The IDB price for butter for February moved to €3,250/t, down €50/t on the January price. However, returns for skim milk powder (SMP) were unchanged.
Processors attributed the price drop to the continuing softening of the demand for product on global markets.
Prices were down 0.9pc in the latest Global Dairy Trade auction at Fonterra. Quotations in the latest Dutch Dairy Board auction were also back last week, with butter down €70/t, SMP back €50/t and WMP €30/t lower. Prices to farmers are unlikely to be affected by the weaker trade for the first three months of the year, but industry sources described the market as "very quiet".
One dairy processor said traders were "watching rather than buying" at the moment and he predicted that the next month could set the tone for the year ahead.

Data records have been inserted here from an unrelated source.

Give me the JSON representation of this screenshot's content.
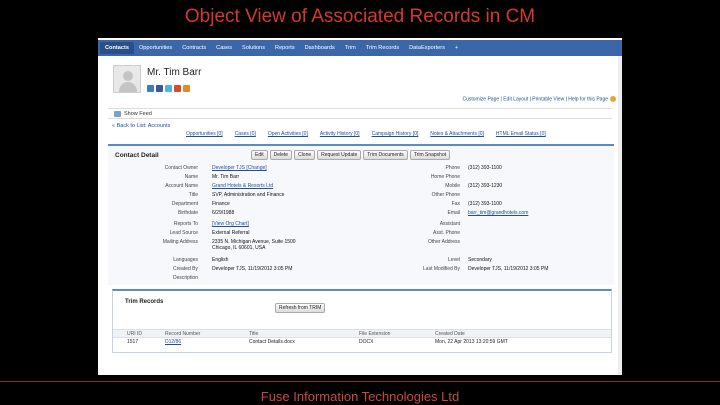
{
  "slide": {
    "title": "Object View of Associated Records in CM",
    "footer": "Fuse Information Technologies Ltd"
  },
  "tabs": [
    {
      "label": "Contacts",
      "active": true
    },
    {
      "label": "Opportunities"
    },
    {
      "label": "Contracts"
    },
    {
      "label": "Cases"
    },
    {
      "label": "Solutions"
    },
    {
      "label": "Reports"
    },
    {
      "label": "Dashboards"
    },
    {
      "label": "Trim"
    },
    {
      "label": "Trim Records"
    },
    {
      "label": "DataExporters"
    },
    {
      "label": "+"
    }
  ],
  "header": {
    "name": "Mr. Tim Barr",
    "links": "Customize Page | Edit Layout | Printable View | Help for this Page"
  },
  "feed": {
    "label": "Show Feed"
  },
  "back_link": "« Back to List: Accounts",
  "related_links": [
    "Opportunities [0]",
    "Cases [0]",
    "Open Activities [0]",
    "Activity History [0]",
    "Campaign History [0]",
    "Notes & Attachments [0]",
    "HTML Email Status [0]"
  ],
  "detail": {
    "title": "Contact Detail",
    "buttons": [
      "Edit",
      "Delete",
      "Clone",
      "Request Update",
      "Trim Documents",
      "Trim Snapshot"
    ],
    "left": [
      {
        "label": "Contact Owner",
        "value": "Developer TJS [Change]",
        "link": true
      },
      {
        "label": "Name",
        "value": "Mr. Tim Barr"
      },
      {
        "label": "Account Name",
        "value": "Grand Hotels & Resorts Ltd",
        "link": true
      },
      {
        "label": "Title",
        "value": "SVP, Administration and Finance"
      },
      {
        "label": "Department",
        "value": "Finance"
      },
      {
        "label": "Birthdate",
        "value": "6/29/1988"
      },
      {
        "label": "Reports To",
        "value": "[View Org Chart]",
        "link": true
      },
      {
        "label": "Lead Source",
        "value": "External Referral"
      },
      {
        "label": "Mailing Address",
        "value": "2335 N. Michigan Avenue, Suite 1500",
        "value2": "Chicago, IL 60601, USA"
      },
      {
        "label": "Languages",
        "value": "English"
      },
      {
        "label": "Created By",
        "value": "Developer TJS, 11/19/2012 3:05 PM"
      },
      {
        "label": "Description",
        "value": ""
      }
    ],
    "right": [
      {
        "label": "Phone",
        "value": "(312) 393-1100"
      },
      {
        "label": "Home Phone",
        "value": ""
      },
      {
        "label": "Mobile",
        "value": "(312) 393-1230"
      },
      {
        "label": "Other Phone",
        "value": ""
      },
      {
        "label": "Fax",
        "value": "(312) 393-1100"
      },
      {
        "label": "Email",
        "value": "barr_tim@grandhotels.com",
        "link": true
      },
      {
        "label": "Assistant",
        "value": ""
      },
      {
        "label": "Asst. Phone",
        "value": ""
      },
      {
        "label": "Other Address",
        "value": ""
      },
      {
        "label": "Level",
        "value": "Secondary"
      },
      {
        "label": "Last Modified By",
        "value": "Developer TJS, 11/19/2012 3:05 PM"
      }
    ]
  },
  "trim": {
    "title": "Trim Records",
    "refresh_label": "Refresh from TRIM",
    "columns": [
      "URI ID",
      "Record Number",
      "Title",
      "File Extension",
      "Created Date"
    ],
    "rows": [
      [
        "1517",
        "D12/86",
        "Contact Details.docx",
        "DOCX",
        "Mon, 22 Apr 2013 13:20:59 GMT"
      ]
    ]
  },
  "colors": {
    "tabbar": "#3b66a8",
    "section_accent": "#5b8bc7",
    "link": "#1d4f9a",
    "slide_title": "#d23a2a"
  }
}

Uncertainty in the market was also reflected in demand for the Private Storage Aid scheme for butter, with 11,054t being committed in the first two days it was open. This compares with 7,722t offered in the first week last year and just 1,431t in week one of 2010.
Ireland took up 504t of the total, with France, Germany, Holland, Denmark, Belgium and Britain taking up the rest.

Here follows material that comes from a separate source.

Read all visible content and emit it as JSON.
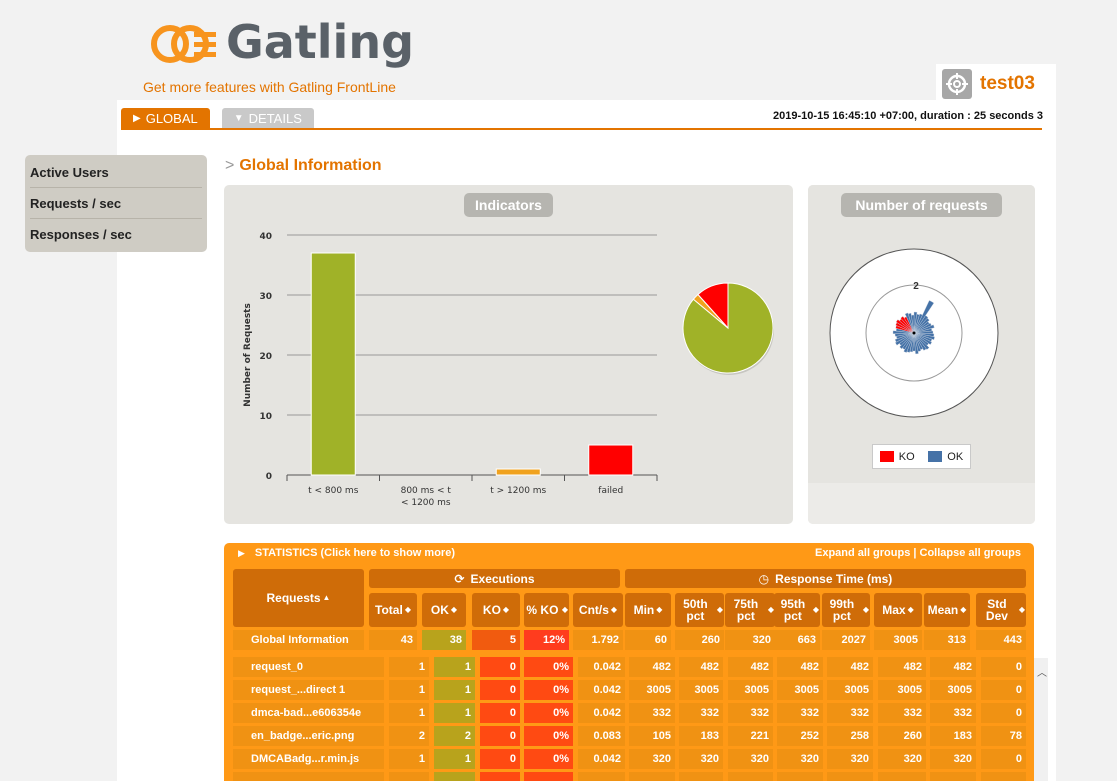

Meanwhile, the ICMSA has expressed disappointment with the public comment by Simon Coveney, the Minister for Agriculture, that there was insufficient support at EU level to change milk quota rules.
"It's a huge paradox that as we head towards the complete abolition of quota, the pressure on farmers with regards to quota and possible substantial superlevy fines has never been as pressing," said Pat McCormack, chairman of the ICMSA dairy committee.

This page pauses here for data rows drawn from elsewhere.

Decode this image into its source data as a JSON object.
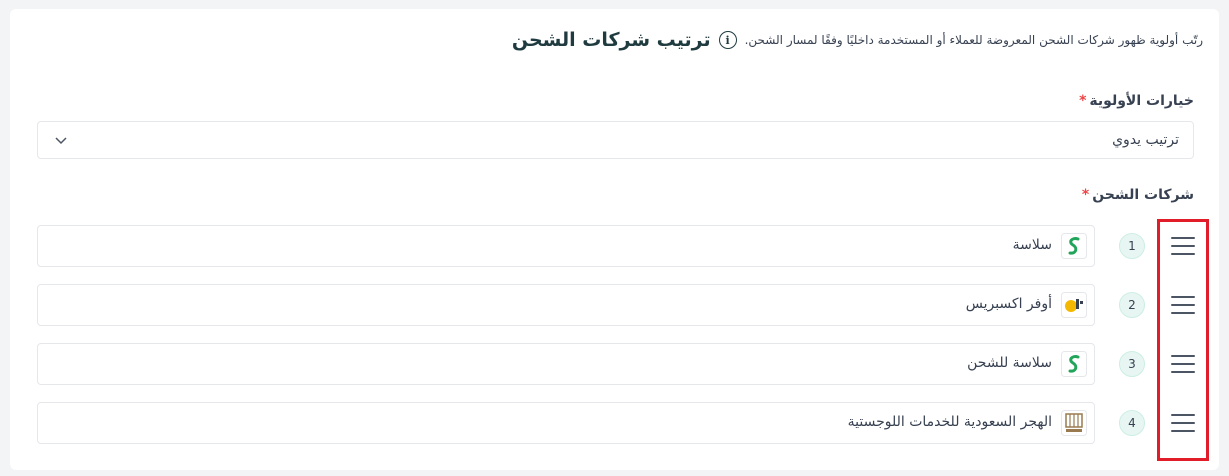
{
  "header": {
    "title": "ترتيب شركات الشحن",
    "subtitle": "رتّب أولوية ظهور شركات الشحن المعروضة للعملاء أو المستخدمة داخليًا وفقًا لمسار الشحن."
  },
  "priority": {
    "label": "خيارات الأولوية",
    "required_mark": "*",
    "selected": "ترتيب يدوي"
  },
  "carriers": {
    "label": "شركات الشحن",
    "required_mark": "*",
    "items": [
      {
        "index": "1",
        "name": "سلاسة",
        "logo": "smsa-logo"
      },
      {
        "index": "2",
        "name": "أوفر اكسبريس",
        "logo": "ofr-logo"
      },
      {
        "index": "3",
        "name": "سلاسة للشحن",
        "logo": "smsa-logo"
      },
      {
        "index": "4",
        "name": "الهجر السعودية للخدمات اللوجستية",
        "logo": "hajr-logo"
      }
    ]
  },
  "colors": {
    "accent": "#1f3b3f",
    "badge_bg": "#e7f6f2",
    "required": "#ef4444",
    "highlight": "#e11d2a"
  }
}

Mr McCormack said the ICMSA did not want to see a substantial increase in the cost of quotas in the run-up to 2015.
The prospects of a "soft landing" as the European Commission predicted for Irish dairy farmers is rapidly evaporating as predictions of ever increasing supplies continue for all the major European dairy exporters.
Rabobank predicts a rise in EU milk output of 9bn litres by 2016. It predicts the biggest increases of 1.8bn litres in both Ireland and Holland.